Every line of the records that holds the word "icon" should be copied.

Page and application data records
■ ■ ■ ■ ■
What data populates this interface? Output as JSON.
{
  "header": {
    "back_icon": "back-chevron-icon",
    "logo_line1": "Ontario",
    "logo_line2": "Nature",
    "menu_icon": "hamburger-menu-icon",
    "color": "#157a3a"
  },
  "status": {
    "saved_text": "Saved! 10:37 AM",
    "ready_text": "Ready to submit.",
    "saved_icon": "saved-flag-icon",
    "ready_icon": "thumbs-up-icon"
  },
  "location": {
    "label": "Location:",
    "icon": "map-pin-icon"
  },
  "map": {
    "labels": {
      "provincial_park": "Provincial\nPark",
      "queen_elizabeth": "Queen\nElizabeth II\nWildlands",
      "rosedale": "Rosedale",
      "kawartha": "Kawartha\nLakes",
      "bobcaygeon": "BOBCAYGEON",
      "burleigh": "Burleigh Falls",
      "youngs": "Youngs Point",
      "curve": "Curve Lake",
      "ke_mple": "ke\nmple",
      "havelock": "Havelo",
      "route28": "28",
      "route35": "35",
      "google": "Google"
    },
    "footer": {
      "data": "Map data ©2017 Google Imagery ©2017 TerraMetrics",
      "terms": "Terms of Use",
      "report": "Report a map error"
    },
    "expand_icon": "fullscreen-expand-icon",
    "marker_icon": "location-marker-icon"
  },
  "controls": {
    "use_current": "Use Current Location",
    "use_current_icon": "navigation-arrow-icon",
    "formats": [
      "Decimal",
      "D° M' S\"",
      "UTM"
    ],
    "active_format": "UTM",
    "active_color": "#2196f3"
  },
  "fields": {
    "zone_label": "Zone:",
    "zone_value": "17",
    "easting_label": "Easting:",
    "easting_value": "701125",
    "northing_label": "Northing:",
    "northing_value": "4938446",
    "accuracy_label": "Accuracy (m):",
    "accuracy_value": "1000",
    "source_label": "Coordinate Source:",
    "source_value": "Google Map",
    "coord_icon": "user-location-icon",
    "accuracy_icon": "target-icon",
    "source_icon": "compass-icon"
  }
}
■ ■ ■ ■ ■
■ **Solution to the exercise**:
    "back_icon": "back-chevron-icon",
    "menu_icon": "hamburger-menu-icon",
    "saved_icon": "saved-flag-icon",
    "ready_icon": "thumbs-up-icon"
    "icon": "map-pin-icon"
    "expand_icon": "fullscreen-expand-icon",
    "marker_icon": "location-marker-icon"
    "use_current_icon": "navigation-arrow-icon",
    "coord_icon": "user-location-icon",
    "accuracy_icon": "target-icon",
    "source_icon": "compass-icon"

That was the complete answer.